The recruitment industry has been identified as a key player in attempts to rebalance the UK economy away from London and the South-East, with Scotland playing an important role.
The recent announcement by Ford of its intention to close its production plant in Bridgend, Wales next year, with the loss of 1700 jobs demonstrates the fragility of communities that are dependent on a single major employer.
It also highlights the importance of having a government strategy that ensures industries are located disparately across the country.
Left unchecked, employers would inevitably gravitate towards the UK’s southern economic and financial powerhouse.
It is there, after all, where transport links to the continent are closest, where supply chains are most conveniently serviced and, crucially, where they have access to the widest possible skills base.
It’s the job of a responsible government to put in place an economic strategy that ensures there are incentives for employers to locate in other parts of the country to generate wealth and employment.
Having a ready supply of skilled workers is essential, both a potential workforce that can be trained as well as specialist staff who will be prepared to relocate from other parts of the country or from abroad.
In the coming weeks the Association of Professional Staffing Companies (APSCo) will meet with MPs representing constituencies across the UK to discuss the role that the professional recruitment sector can play in assisting the Government.
The inevitable complications caused by Brexit will require a flexible visa route that enables highly skilled professionals to work and live in the UK to deliver fixed-term services.
“The skills gap across the professional sectors is particularly acute in engineering and IT hubs across the UK,” APSCo said.
In meetings with policy makers representing Scotland, the Midlands and the North of England, the trade association will share how access to talent is central to achieving ambitions to deliver new opportunities and regeneration.
Tania Bowers, General Counsel at APSCo, said, “The Government’s current Industrial Strategy recognises the economic imbalance that exists between London and the regions outside of the capital and is committed to boosting regional economies through the provision of strong infrastructure and favourable business environments.

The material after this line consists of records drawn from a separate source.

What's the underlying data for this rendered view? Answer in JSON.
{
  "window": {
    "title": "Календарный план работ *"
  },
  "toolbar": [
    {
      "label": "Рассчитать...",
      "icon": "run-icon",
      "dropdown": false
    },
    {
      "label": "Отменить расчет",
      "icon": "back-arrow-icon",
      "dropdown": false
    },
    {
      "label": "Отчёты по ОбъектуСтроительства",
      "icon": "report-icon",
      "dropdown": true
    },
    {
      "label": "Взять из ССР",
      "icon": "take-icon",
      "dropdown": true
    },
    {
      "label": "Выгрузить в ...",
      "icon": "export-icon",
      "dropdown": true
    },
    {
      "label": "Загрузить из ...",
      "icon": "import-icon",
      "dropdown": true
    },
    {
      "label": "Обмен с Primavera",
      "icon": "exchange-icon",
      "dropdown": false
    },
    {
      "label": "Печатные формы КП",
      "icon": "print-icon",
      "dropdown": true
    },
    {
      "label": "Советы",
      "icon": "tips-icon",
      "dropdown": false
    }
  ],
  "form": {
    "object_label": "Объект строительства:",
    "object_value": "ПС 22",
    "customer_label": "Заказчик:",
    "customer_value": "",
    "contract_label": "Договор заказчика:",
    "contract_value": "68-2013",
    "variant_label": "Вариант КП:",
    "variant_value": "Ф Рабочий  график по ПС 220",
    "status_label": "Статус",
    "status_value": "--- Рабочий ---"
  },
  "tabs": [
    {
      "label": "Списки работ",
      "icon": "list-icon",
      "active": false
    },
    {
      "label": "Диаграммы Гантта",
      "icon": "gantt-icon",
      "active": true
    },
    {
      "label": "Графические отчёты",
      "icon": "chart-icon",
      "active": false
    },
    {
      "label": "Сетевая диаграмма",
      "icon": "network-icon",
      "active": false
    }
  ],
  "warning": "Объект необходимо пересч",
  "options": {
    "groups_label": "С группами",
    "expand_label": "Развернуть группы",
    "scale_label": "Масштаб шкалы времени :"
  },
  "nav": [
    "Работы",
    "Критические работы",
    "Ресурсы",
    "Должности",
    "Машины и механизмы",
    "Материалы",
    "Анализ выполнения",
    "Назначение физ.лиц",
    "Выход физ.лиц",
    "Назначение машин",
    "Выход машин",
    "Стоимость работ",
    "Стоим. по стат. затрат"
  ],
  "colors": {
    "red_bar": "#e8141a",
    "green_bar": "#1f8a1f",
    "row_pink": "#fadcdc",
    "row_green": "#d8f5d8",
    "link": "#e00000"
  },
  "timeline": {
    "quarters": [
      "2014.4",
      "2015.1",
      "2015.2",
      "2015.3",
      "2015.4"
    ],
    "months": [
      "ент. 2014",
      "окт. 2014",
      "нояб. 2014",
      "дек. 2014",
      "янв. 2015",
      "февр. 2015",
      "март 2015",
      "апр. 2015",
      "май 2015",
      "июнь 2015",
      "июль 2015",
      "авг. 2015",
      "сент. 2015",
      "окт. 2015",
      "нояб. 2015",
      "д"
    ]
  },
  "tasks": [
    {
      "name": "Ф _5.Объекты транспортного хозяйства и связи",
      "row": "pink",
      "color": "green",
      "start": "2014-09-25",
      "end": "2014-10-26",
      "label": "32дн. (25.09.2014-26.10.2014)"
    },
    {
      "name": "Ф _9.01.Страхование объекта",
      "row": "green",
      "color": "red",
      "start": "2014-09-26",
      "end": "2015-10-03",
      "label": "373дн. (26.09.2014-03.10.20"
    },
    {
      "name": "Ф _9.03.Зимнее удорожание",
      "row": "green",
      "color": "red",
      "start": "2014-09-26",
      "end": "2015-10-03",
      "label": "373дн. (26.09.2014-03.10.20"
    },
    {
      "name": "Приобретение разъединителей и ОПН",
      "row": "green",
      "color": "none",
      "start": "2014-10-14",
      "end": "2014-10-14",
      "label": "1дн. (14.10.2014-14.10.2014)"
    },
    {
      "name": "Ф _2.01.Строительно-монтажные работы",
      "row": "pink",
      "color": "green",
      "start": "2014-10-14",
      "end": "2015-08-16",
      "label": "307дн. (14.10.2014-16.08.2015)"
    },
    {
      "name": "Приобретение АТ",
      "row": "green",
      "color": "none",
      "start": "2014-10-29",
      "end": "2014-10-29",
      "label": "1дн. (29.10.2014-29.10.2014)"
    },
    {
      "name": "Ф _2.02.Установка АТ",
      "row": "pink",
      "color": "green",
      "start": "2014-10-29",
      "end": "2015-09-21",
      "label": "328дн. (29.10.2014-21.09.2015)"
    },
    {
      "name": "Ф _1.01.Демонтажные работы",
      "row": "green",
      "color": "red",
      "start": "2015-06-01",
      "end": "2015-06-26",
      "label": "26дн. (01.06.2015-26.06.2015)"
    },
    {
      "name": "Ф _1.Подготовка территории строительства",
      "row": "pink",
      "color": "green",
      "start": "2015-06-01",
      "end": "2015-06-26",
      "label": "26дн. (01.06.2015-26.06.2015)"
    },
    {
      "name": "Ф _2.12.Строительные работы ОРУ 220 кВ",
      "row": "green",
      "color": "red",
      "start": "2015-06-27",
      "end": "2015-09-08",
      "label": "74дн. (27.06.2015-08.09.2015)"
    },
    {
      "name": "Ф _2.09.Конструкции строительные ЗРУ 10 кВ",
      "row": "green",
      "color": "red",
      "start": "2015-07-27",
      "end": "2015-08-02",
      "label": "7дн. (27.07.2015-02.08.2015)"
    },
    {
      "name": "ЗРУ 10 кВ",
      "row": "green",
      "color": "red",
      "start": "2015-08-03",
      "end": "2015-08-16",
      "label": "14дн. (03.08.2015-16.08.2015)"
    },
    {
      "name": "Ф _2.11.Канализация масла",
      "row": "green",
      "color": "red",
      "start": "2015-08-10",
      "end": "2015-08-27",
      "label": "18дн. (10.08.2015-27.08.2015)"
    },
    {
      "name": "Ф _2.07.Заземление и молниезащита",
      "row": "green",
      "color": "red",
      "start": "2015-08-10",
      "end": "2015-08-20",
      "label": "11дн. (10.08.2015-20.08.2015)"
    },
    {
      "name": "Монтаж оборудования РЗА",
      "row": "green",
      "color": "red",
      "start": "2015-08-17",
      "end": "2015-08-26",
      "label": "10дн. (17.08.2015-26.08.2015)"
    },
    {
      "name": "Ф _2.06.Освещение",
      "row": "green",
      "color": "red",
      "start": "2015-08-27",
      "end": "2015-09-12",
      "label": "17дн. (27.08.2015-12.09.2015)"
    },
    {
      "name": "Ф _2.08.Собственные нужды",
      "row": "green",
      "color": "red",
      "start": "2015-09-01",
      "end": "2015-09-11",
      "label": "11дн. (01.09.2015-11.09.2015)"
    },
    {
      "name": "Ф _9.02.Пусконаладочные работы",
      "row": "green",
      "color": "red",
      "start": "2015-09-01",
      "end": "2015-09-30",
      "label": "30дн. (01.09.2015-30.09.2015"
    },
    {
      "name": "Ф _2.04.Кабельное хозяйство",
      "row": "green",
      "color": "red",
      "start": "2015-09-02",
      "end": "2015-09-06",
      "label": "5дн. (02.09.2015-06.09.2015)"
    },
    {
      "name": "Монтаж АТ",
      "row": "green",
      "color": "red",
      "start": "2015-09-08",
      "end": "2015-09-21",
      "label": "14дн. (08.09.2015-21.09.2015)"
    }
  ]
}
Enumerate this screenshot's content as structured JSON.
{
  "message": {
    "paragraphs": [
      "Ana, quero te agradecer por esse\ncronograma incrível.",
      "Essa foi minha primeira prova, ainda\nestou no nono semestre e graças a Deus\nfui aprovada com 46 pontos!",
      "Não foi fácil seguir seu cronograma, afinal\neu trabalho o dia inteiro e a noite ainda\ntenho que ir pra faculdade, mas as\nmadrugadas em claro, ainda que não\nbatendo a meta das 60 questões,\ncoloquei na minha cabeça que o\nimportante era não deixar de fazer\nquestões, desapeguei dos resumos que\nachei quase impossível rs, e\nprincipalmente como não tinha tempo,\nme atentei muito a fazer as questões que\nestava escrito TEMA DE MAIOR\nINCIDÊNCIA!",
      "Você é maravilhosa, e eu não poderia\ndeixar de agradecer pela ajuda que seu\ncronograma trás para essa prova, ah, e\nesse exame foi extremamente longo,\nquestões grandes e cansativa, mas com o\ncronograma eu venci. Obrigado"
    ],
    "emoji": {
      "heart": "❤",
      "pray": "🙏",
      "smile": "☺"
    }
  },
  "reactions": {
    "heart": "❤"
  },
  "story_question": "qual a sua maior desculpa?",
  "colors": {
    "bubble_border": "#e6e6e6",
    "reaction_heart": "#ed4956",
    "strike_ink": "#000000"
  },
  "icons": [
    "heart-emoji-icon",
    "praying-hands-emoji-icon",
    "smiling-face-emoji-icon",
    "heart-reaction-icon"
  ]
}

However, the success of these programmes pivots on the availability of skills.”